Exercise aim: The answer must consist of every line below containing "digital".

Data for processing:

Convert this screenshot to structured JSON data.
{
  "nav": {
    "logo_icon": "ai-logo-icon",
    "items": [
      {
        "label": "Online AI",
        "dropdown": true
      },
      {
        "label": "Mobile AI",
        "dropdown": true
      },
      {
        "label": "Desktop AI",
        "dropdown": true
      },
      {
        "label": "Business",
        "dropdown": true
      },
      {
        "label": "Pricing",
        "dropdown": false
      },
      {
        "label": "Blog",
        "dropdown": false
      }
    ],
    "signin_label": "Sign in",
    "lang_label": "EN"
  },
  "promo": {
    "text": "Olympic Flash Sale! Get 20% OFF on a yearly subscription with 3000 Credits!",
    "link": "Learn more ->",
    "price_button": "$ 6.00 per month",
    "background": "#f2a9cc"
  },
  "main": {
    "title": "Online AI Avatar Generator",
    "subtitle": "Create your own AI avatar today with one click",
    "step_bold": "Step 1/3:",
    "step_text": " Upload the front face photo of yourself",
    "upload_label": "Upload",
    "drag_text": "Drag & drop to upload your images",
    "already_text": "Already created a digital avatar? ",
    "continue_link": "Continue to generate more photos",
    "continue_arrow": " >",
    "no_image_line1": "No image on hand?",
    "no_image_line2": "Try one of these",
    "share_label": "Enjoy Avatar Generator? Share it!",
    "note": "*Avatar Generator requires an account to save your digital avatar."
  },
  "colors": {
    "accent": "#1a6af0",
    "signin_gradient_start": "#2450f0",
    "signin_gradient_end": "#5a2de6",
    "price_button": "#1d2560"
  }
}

Task solution:
    "already_text": "Already created a digital avatar? ",
    "note": "*Avatar Generator requires an account to save your digital avatar."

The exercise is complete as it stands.